Today, the media and the drawing rooms are abuzz with the debate over whether the Covid vaccine should be made compulsory — a new case of personal liberty versus public good. Is the Covid vaccine situation similar to the aerial night bombing of London or the new land acquisition scenario?
In the case of the night bombing, even a few lights could help guide enemy planes to their right target. Nothing sort of full compliance is necessary. And even the staunchest libertarians would find it difficult to defend the right to keep the lights on. However, the success of the Covid vaccine does not require each and everyone to be vaccinated, just enough numbers to achieve herd immunity. The vaccine situation is less like the night bombing, and more like the land acquisition scenario.
The key difference between night bombing and land acquisition is to whom we entrust the power to define the public good. In the night bombing case, it seems reasonable to let the state define the public good. The citizens abide by the state’s assessment of what constitutes the public good and follow its instructions—all of you/ us keep the lights off.
In the land acquisition case, the old law did give the full authority to the state to define the public good and compelled the public to follow its orders. The history and the experience of the old law, coupled with the changes in our democratic and social values, led to the realisation that in these situations, the public should have the right to define the public good. At least 80% of the affected individuals should agree that the government’s proposed project is in the public interest. This shift in power from the state to the people is indeed revolutionary.
An even bigger revolution is that the power is given to specific individuals and not to the general public.
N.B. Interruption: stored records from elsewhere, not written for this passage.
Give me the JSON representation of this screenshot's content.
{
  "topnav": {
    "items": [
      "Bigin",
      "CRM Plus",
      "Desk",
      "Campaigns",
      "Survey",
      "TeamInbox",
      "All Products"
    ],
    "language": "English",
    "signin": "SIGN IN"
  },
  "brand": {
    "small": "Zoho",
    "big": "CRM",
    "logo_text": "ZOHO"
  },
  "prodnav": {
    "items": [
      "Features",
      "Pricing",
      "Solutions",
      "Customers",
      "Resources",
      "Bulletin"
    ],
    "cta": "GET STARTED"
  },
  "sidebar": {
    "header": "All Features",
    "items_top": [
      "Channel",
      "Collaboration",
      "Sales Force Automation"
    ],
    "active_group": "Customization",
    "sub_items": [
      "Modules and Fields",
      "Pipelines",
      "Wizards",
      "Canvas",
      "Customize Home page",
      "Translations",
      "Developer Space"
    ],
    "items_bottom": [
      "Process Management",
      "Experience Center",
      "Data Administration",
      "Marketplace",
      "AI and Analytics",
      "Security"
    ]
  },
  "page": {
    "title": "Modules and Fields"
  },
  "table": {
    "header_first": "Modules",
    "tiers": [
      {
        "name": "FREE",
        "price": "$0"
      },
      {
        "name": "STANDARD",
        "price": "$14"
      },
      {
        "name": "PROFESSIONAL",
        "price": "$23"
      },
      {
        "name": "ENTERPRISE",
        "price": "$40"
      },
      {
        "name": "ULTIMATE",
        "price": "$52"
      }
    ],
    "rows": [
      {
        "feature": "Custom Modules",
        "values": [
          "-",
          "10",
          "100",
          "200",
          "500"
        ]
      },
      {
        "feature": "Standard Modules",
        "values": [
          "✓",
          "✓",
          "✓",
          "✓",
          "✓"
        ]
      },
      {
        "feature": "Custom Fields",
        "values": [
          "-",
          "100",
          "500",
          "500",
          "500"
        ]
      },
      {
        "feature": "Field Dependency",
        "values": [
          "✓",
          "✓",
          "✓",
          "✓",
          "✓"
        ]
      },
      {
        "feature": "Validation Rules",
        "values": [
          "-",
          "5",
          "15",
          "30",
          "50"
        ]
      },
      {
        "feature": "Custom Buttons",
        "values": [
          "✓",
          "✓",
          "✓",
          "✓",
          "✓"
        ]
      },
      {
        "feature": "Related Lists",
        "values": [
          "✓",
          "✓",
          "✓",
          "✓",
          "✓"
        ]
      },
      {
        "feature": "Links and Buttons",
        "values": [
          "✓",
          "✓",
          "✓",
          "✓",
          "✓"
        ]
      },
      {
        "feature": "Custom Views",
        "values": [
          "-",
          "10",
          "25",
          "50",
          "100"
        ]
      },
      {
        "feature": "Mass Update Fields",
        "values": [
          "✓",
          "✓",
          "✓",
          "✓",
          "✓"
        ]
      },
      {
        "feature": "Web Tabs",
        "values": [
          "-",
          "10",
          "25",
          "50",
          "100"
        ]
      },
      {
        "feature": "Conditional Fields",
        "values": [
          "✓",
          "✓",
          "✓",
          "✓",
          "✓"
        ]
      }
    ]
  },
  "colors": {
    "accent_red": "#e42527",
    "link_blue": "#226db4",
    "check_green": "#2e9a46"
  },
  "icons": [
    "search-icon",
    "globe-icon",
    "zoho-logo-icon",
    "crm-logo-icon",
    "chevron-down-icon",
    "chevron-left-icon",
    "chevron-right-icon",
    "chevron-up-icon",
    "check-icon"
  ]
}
It is not the will of the people a la Rousseau but the flesh-and-blood individuals who get to determine the public good. This is real-life individual liberty.
Now let’s complete the triangle with the Covid vaccine. In the land acquisition case, we do compel the 20% of the affected individuals to follow the decision of the 80%. Do we need to follow this logic for the Covid vaccine also?
The answer is rather straightforward. No vaccine has been made compulsory — not polio, not hepatitis, not diphtheria (DTP). In real life, we need herd immunity, and that is achieved with less than 80%.
This nuanced understanding of the trade-off between individual liberty and the public good, along with who should have the power to define the public good, also explains the overall public response to the government’s handling of the pandemic.
In the first stage, when we did not understand the nature of the Wuhan virus and ways to deal with it, the government view prevailed and the people followed the national lockdown. As our scientific and global experiential understanding improved, we began to challenge the unilateral demands of the government and forced a more differentiated view of the situation, geographically and socio-economically. And later, even the ardent supporters began to criticise the government. If only the government had understood this nuance and genuinely consulted the affected people.
The position that liberty always trumps public good or that public good must always override individual agency is just a longing for simplicity and purity at best. It is probably more for sloganeering and tribal belonging. In real-life situations, individual liberty and public good are far more compatible than what the political and medical elite believe.
(The writer is the founder of Centre for Civil Society and co-founder of Indian School of Public Policy)